(Records from a dataset)
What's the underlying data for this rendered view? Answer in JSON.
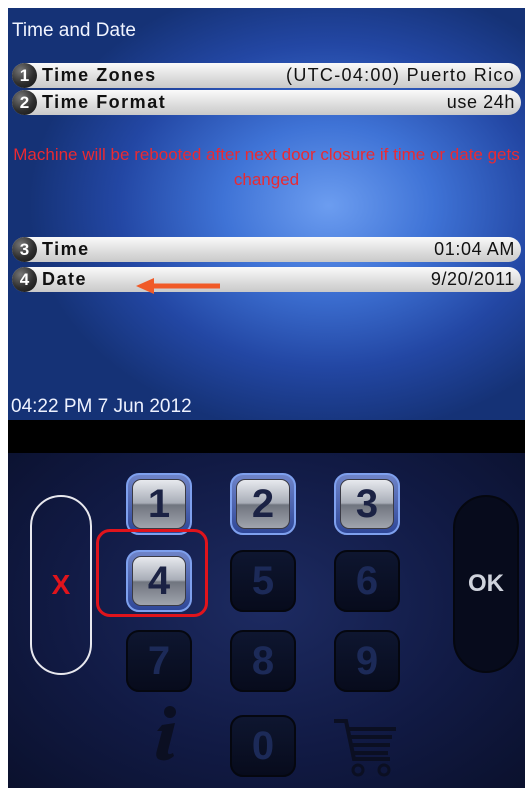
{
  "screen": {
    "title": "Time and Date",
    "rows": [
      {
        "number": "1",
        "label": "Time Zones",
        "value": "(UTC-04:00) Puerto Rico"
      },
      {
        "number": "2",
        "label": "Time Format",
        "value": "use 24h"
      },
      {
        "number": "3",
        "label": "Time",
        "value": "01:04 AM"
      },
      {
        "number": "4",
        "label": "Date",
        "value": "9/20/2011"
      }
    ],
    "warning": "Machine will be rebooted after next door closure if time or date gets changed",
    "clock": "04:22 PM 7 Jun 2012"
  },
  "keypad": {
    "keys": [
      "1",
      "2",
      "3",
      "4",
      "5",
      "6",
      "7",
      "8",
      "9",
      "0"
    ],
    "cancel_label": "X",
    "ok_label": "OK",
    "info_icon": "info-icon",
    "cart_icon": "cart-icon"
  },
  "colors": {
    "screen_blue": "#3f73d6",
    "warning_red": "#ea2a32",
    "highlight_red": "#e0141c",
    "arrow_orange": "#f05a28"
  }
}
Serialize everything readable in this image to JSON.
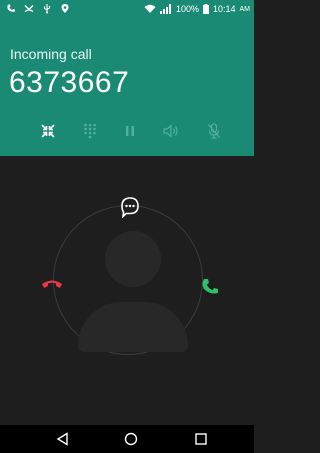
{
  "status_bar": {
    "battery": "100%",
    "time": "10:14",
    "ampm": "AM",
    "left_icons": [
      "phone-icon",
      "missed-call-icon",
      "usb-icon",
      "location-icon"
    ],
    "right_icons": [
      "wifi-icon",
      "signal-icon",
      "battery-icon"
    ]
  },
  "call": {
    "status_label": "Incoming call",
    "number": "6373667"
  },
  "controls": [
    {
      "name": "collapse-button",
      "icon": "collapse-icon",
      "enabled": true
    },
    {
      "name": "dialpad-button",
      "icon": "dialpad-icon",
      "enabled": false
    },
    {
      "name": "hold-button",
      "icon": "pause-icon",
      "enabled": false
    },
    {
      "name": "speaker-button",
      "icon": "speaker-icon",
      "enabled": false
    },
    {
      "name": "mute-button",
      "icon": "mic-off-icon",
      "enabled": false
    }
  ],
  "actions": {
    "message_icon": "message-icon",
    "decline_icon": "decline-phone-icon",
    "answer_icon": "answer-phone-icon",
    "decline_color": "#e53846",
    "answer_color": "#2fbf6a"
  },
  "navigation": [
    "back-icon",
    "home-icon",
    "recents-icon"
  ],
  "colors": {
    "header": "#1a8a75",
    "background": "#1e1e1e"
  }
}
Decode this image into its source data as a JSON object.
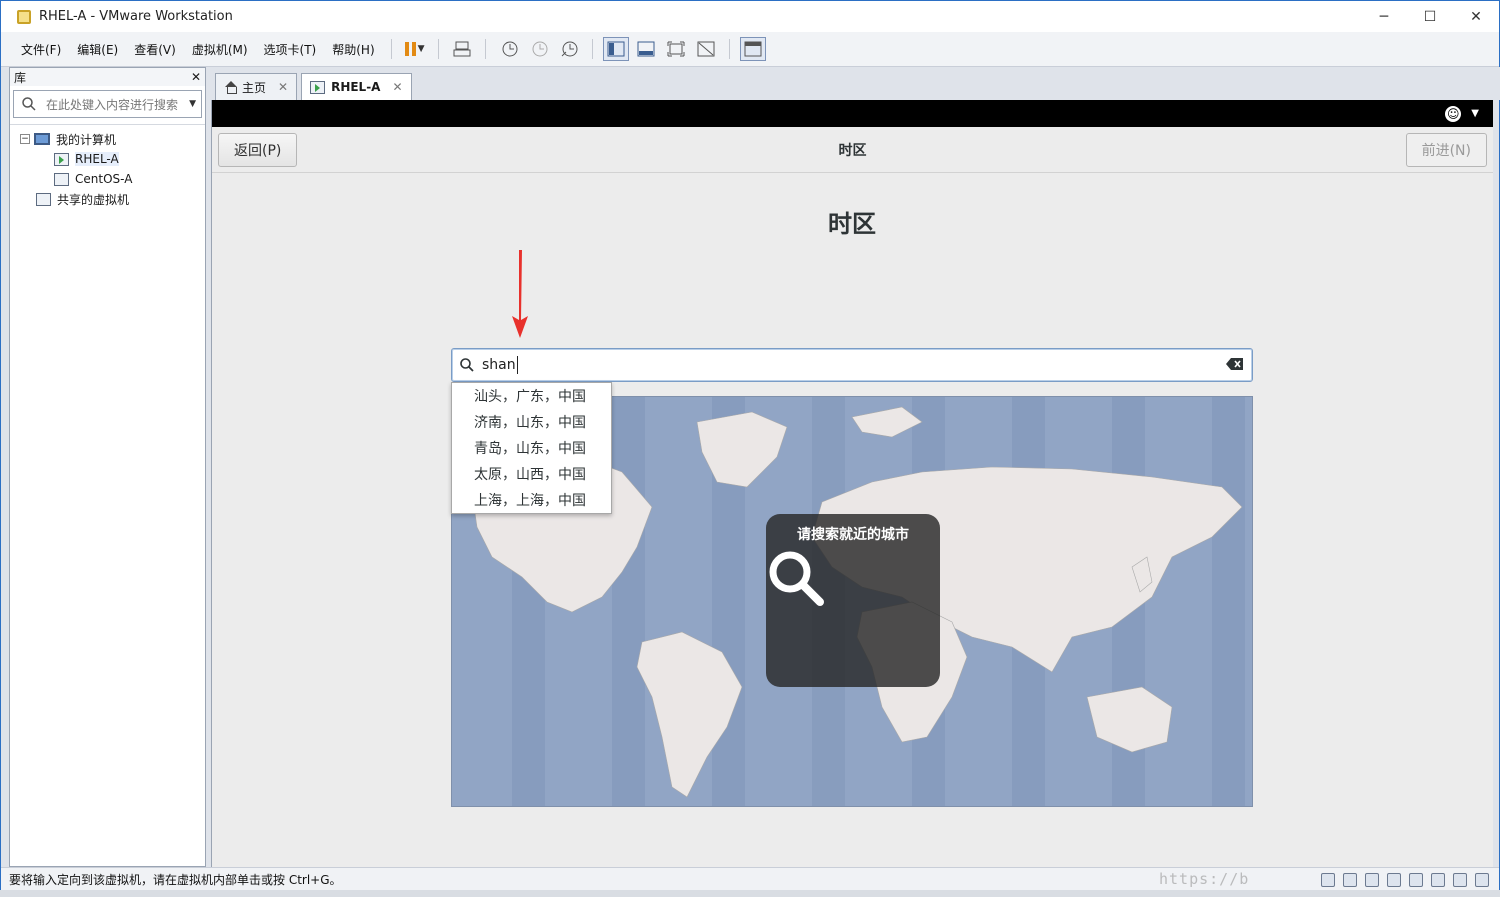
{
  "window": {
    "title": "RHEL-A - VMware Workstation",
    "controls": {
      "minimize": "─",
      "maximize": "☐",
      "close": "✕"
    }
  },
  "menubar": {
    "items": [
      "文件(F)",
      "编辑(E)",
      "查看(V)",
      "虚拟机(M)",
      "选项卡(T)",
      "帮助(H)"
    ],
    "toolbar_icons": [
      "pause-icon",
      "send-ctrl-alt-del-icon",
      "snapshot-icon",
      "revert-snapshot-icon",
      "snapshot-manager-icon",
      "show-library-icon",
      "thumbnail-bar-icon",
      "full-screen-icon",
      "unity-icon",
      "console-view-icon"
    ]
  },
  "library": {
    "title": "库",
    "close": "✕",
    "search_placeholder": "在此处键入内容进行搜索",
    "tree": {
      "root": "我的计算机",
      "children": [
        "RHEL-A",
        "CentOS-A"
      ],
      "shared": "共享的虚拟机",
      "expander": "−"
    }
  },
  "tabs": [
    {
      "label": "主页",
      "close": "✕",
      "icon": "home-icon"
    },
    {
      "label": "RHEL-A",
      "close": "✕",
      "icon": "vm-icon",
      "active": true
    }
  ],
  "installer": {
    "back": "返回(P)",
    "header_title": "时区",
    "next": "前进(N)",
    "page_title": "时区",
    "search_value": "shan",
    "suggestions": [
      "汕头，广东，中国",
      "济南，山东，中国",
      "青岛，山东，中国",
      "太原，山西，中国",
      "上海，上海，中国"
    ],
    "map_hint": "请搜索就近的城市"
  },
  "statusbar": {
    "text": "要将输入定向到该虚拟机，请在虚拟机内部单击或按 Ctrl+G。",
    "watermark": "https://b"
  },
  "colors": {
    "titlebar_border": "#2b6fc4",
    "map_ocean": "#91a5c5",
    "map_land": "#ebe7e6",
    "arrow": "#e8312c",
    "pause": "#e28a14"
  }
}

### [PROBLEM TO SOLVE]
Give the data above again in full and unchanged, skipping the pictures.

### [TASK RESPONSE]
What's the underlying data for this rendered view? Answer in JSON.
{
  "screen": {
    "title": "Time and Date",
    "rows": [
      {
        "number": "1",
        "label": "Time Zones",
        "value": "(UTC-04:00) Puerto Rico"
      },
      {
        "number": "2",
        "label": "Time Format",
        "value": "use 24h"
      },
      {
        "number": "3",
        "label": "Time",
        "value": "01:04 AM"
      },
      {
        "number": "4",
        "label": "Date",
        "value": "9/20/2011"
      }
    ],
    "warning": "Machine will be rebooted after next door closure if time or date gets changed",
    "clock": "04:22 PM 7 Jun 2012"
  },
  "keypad": {
    "keys": [
      "1",
      "2",
      "3",
      "4",
      "5",
      "6",
      "7",
      "8",
      "9",
      "0"
    ],
    "cancel_label": "X",
    "ok_label": "OK",
    "info_icon": "info-icon",
    "cart_icon": "cart-icon"
  },
  "colors": {
    "screen_blue": "#3f73d6",
    "warning_red": "#ea2a32",
    "highlight_red": "#e0141c",
    "arrow_orange": "#f05a28"
  }
}
Serialize everything readable in this image to JSON.
{
  "status_bar": {
    "battery": "100%",
    "time": "10:14",
    "ampm": "AM",
    "left_icons": [
      "phone-icon",
      "missed-call-icon",
      "usb-icon",
      "location-icon"
    ],
    "right_icons": [
      "wifi-icon",
      "signal-icon",
      "battery-icon"
    ]
  },
  "call": {
    "status_label": "Incoming call",
    "number": "6373667"
  },
  "controls": [
    {
      "name": "collapse-button",
      "icon": "collapse-icon",
      "enabled": true
    },
    {
      "name": "dialpad-button",
      "icon": "dialpad-icon",
      "enabled": false
    },
    {
      "name": "hold-button",
      "icon": "pause-icon",
      "enabled": false
    },
    {
      "name": "speaker-button",
      "icon": "speaker-icon",
      "enabled": false
    },
    {
      "name": "mute-button",
      "icon": "mic-off-icon",
      "enabled": false
    }
  ],
  "actions": {
    "message_icon": "message-icon",
    "decline_icon": "decline-phone-icon",
    "answer_icon": "answer-phone-icon",
    "decline_color": "#e53846",
    "answer_color": "#2fbf6a"
  },
  "navigation": [
    "back-icon",
    "home-icon",
    "recents-icon"
  ],
  "colors": {
    "header": "#1a8a75",
    "background": "#1e1e1e"
  }
}
Decode this image into its source data as a JSON object.
{
  "window": {
    "title": "RHEL-A - VMware Workstation",
    "controls": {
      "minimize": "─",
      "maximize": "☐",
      "close": "✕"
    }
  },
  "menubar": {
    "items": [
      "文件(F)",
      "编辑(E)",
      "查看(V)",
      "虚拟机(M)",
      "选项卡(T)",
      "帮助(H)"
    ],
    "toolbar_icons": [
      "pause-icon",
      "send-ctrl-alt-del-icon",
      "snapshot-icon",
      "revert-snapshot-icon",
      "snapshot-manager-icon",
      "show-library-icon",
      "thumbnail-bar-icon",
      "full-screen-icon",
      "unity-icon",
      "console-view-icon"
    ]
  },
  "library": {
    "title": "库",
    "close": "✕",
    "search_placeholder": "在此处键入内容进行搜索",
    "tree": {
      "root": "我的计算机",
      "children": [
        "RHEL-A",
        "CentOS-A"
      ],
      "shared": "共享的虚拟机",
      "expander": "−"
    }
  },
  "tabs": [
    {
      "label": "主页",
      "close": "✕",
      "icon": "home-icon"
    },
    {
      "label": "RHEL-A",
      "close": "✕",
      "icon": "vm-icon",
      "active": true
    }
  ],
  "installer": {
    "back": "返回(P)",
    "header_title": "时区",
    "next": "前进(N)",
    "page_title": "时区",
    "search_value": "shan",
    "suggestions": [
      "汕头，广东，中国",
      "济南，山东，中国",
      "青岛，山东，中国",
      "太原，山西，中国",
      "上海，上海，中国"
    ],
    "map_hint": "请搜索就近的城市"
  },
  "statusbar": {
    "text": "要将输入定向到该虚拟机，请在虚拟机内部单击或按 Ctrl+G。",
    "watermark": "https://b"
  },
  "colors": {
    "titlebar_border": "#2b6fc4",
    "map_ocean": "#91a5c5",
    "map_land": "#ebe7e6",
    "arrow": "#e8312c",
    "pause": "#e28a14"
  }
}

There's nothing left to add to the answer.